“Everything in moderation,” the old saying goes. It particularly applies to alcohol consumption.
In recent years health officials have worried about the increasing tendency of some people to “binge” drink, consuming multiple alcoholic beverages in a short period of time. This pattern often develops during the college years.
The National Institute on Alcohol Abuse and Alcoholism defines binge drinking as a pattern of drinking that brings blood alcohol concentration (BAC) levels to 0.08 g/dL. This typically occurs after 4 drinks for women and 5 drinks for men in about 2 hours.
Many of the dangers of binge drinking are fairly obvious. Accidents are much more likely when you are intoxicated. Over time, binge drinking can bring on serious health effects.
One often-overlooked danger, health officials say, is binge drinkers might die of alcohol poisoning. A new report from the Centers for Disease Control and Prevention (CDC) reveals that more than 2,200 people in the U.S. die each year from alcohol poisoning – consuming too much alcohol in too short a period of time.
When this happens it often results in very high levels of alcohol in the body, which can shut down critical areas of the brain that control breathing, heart rate, and body temperature - resulting in death.
A lot of people are at risk, perhaps more than you might think. The CDC says more than 38 million U.S. adults report binge drinking an average of 4 times per month, consuming an average of 8 drinks per binge.
CDC scientists analyzed deaths from alcohol poisoning among people aged 15 and older, using multiple cause-of-death data from the National Vital Statistics System for 2010-2012. Alcohol showed up as a contributing factor in about 30% of the deaths.
While that's more than the researchers were expecting to find, they conclude that the actual number is probably higher.
"Alcohol poisoning deaths are a heartbreaking reminder of the dangers of excessive alcohol use, which is a leading cause of preventable deaths in the U.S.," said CDC Principal Deputy Director Ileana Arias. "We need to implement effective programs and policies to prevent binge drinking and the many health and social harms that are related to it, including deaths from alcohol poisoning."
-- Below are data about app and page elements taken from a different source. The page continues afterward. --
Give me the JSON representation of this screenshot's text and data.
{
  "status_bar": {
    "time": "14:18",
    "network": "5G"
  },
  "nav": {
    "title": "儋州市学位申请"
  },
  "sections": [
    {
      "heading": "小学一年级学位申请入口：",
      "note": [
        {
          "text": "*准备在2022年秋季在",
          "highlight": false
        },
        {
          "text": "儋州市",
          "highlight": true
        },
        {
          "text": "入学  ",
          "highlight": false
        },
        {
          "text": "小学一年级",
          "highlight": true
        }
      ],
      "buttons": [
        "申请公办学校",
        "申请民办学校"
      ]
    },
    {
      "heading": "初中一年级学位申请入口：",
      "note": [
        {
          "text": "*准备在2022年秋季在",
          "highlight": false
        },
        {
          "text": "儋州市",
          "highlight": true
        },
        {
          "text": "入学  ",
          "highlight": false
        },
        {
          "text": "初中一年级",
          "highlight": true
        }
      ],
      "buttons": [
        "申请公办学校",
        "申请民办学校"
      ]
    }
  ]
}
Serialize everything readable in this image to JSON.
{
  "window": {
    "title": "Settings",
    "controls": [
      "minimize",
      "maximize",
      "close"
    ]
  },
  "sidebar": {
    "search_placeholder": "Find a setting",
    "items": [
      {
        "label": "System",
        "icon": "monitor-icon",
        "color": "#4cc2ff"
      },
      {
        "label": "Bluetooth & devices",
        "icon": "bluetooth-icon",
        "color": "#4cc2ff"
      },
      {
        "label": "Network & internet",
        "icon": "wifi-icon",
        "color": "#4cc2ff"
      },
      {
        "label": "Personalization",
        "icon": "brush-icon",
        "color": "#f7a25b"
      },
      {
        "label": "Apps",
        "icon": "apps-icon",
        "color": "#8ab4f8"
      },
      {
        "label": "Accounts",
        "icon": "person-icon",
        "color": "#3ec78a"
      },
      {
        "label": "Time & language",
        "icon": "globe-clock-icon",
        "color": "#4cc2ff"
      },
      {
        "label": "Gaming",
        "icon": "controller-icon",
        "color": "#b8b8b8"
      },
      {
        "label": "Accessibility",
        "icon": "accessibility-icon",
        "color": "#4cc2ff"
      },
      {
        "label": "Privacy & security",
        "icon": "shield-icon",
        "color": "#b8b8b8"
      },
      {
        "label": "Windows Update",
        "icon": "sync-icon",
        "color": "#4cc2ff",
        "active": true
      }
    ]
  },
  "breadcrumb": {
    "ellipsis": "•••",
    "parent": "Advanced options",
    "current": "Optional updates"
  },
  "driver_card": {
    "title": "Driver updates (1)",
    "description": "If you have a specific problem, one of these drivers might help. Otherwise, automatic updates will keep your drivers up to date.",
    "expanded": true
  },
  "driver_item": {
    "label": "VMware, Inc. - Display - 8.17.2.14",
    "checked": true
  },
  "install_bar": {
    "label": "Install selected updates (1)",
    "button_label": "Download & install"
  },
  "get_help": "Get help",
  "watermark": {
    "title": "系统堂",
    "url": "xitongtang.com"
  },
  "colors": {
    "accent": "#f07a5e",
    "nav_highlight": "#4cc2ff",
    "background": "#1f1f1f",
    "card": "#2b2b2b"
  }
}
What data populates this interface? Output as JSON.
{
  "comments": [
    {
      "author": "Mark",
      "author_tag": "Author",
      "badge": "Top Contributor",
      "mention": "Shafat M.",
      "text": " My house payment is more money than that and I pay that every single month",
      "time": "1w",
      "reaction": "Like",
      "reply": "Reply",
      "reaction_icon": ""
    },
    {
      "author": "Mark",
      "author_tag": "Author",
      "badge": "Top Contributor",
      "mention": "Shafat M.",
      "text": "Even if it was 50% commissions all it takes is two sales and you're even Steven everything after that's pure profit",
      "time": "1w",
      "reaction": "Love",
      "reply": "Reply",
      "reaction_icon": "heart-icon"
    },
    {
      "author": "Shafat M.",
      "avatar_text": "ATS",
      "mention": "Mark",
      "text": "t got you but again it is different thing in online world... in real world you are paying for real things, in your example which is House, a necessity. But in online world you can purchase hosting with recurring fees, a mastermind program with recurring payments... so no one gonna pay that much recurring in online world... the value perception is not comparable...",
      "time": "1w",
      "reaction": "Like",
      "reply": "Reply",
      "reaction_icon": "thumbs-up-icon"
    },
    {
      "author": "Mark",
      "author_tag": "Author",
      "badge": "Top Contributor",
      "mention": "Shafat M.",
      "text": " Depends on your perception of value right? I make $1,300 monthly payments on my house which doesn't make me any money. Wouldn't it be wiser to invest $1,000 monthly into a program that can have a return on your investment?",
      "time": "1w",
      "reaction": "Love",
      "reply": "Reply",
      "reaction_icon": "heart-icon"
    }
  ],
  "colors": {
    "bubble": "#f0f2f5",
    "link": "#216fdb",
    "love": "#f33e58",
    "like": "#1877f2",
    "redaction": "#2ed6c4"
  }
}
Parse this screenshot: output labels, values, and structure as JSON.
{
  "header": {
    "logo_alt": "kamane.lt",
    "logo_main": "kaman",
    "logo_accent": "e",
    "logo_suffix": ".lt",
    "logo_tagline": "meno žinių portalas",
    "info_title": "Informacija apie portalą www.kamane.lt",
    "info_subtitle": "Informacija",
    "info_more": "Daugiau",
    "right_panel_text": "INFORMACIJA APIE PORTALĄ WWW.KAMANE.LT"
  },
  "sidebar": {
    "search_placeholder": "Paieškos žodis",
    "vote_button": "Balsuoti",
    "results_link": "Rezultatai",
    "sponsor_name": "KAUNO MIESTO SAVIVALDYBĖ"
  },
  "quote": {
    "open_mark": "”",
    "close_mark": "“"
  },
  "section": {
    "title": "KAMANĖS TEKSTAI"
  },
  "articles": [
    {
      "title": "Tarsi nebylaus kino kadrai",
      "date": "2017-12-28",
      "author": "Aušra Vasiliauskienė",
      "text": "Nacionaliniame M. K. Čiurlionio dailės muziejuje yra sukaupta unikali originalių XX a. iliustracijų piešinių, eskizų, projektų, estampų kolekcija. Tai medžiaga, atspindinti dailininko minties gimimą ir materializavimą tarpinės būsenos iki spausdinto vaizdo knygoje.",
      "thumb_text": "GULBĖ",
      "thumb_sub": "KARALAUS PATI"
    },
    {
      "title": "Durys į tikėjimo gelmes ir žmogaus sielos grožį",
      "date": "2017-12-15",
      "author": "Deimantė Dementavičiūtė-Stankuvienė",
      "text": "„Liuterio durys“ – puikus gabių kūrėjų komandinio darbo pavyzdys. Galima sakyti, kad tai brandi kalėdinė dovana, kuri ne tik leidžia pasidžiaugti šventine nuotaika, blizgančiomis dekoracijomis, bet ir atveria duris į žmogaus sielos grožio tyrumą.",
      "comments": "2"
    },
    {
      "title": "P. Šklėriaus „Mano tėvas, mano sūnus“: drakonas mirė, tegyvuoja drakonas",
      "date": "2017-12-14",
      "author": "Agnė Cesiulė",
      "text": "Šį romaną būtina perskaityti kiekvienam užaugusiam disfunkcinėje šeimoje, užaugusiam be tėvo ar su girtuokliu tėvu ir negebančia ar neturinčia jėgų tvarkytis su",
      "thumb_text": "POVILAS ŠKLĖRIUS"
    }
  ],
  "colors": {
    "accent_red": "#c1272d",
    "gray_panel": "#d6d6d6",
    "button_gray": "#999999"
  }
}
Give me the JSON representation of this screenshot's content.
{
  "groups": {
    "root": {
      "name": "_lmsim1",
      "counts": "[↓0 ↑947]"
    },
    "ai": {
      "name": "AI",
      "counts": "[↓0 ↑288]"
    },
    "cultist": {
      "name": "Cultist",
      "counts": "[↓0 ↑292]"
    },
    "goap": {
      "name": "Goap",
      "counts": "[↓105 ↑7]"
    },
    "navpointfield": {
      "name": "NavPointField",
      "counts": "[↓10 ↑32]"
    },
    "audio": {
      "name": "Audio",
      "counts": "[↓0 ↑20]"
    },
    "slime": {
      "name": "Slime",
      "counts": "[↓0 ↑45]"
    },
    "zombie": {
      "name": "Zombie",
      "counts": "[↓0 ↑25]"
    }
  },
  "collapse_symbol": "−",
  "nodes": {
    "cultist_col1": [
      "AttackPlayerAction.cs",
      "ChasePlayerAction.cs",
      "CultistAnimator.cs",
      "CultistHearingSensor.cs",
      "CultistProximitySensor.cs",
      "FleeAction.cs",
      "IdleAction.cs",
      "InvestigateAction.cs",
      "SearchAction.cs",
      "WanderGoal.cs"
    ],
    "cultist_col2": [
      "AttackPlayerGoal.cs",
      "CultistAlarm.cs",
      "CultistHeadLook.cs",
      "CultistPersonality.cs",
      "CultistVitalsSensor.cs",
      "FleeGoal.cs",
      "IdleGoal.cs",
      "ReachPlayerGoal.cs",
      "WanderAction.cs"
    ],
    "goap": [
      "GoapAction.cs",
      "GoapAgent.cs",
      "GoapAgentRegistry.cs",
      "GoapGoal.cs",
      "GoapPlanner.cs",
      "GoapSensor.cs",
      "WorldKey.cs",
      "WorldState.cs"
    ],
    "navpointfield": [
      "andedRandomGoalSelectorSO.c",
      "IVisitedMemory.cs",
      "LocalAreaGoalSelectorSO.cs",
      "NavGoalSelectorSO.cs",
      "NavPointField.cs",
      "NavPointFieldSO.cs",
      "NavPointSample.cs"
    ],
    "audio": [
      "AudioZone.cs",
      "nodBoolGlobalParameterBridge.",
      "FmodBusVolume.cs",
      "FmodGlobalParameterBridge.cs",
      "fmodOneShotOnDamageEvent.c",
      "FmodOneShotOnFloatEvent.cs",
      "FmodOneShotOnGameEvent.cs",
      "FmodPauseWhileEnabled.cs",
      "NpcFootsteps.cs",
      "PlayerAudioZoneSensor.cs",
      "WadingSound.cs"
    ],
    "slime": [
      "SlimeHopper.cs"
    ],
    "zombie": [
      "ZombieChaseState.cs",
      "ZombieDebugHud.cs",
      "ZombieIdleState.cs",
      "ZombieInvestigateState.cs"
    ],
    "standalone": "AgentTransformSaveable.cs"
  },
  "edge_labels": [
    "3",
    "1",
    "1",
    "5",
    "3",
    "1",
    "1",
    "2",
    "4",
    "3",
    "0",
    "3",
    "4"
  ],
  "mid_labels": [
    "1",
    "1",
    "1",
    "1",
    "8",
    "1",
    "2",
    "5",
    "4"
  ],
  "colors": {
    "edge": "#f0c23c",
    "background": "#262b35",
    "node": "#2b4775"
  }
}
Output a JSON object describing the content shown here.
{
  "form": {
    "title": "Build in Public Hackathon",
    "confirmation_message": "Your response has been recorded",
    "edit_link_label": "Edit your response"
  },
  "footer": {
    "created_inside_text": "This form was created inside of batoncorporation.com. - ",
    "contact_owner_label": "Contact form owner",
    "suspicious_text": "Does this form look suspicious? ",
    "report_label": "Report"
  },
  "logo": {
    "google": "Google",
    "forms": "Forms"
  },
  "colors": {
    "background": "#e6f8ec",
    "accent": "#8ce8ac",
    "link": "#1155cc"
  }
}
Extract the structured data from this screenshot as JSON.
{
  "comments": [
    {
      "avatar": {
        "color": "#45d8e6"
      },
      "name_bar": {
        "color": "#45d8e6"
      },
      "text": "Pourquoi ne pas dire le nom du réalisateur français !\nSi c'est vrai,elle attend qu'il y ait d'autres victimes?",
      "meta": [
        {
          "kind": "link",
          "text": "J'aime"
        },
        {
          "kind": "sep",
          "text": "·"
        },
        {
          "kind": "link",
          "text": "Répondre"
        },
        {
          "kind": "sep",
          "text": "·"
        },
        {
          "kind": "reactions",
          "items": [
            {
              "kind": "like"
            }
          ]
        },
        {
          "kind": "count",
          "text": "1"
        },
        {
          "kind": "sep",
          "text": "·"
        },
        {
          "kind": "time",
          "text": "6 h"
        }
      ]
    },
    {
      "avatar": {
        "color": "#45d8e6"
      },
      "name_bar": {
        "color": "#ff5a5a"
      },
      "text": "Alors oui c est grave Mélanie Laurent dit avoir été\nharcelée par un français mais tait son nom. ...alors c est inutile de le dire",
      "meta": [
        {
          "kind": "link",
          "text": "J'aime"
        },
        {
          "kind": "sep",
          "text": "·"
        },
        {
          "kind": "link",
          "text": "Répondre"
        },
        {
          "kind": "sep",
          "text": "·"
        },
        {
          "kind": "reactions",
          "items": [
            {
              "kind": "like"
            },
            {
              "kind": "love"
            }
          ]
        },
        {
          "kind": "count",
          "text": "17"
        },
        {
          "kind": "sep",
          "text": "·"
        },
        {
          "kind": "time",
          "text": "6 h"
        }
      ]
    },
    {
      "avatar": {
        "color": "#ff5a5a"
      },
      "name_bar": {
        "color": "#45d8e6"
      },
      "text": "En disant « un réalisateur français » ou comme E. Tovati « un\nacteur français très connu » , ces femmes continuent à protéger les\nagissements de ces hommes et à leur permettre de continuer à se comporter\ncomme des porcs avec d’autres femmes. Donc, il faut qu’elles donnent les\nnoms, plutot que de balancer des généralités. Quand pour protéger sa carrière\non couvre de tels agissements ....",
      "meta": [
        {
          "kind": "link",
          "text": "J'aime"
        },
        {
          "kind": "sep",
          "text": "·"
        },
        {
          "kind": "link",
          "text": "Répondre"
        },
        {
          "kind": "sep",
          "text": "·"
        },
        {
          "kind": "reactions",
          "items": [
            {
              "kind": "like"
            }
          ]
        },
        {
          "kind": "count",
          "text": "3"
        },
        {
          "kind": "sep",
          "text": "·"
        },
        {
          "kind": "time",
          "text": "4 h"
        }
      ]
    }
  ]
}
Make it cost more
Researchers at Boston University who have studied binge drinking from a policy angle say higher taxes on alcoholic beverages may be the answer.
The study found that a 1% increase in alcohol beverage prices from taxes resulted in a 1.4% decrease in the proportion of adults who binge drink. Most previous studies have examined the effect of taxes on average consumption, while the effect of taxes on high-level drinking has been controversial.
"This is really significant for public health," said lead author Ziming Xuan.
Xuan says binge drinking causes more than half of nearly 90,000 alcohol-attributable deaths in the U.S. each year, and accounts for three-quarters of the $224 billion in annual economic costs.
The study shows that as combined alcohol taxes rise, binge drinking rates fall, with taxes accounting for some 20% of the difference in binge drinking prevalence rates across the states.
The state with the highest beer combined taxes - Tennessee--had the lowest binge drinking rate in 2010, the study found. Conversely, states with low alcohol taxes, such as Montana, Wisconsin and Delaware, had relatively high binge drinking rates.
“Everything in moderation,” the old saying goes. It particularly applies to alcohol consumption....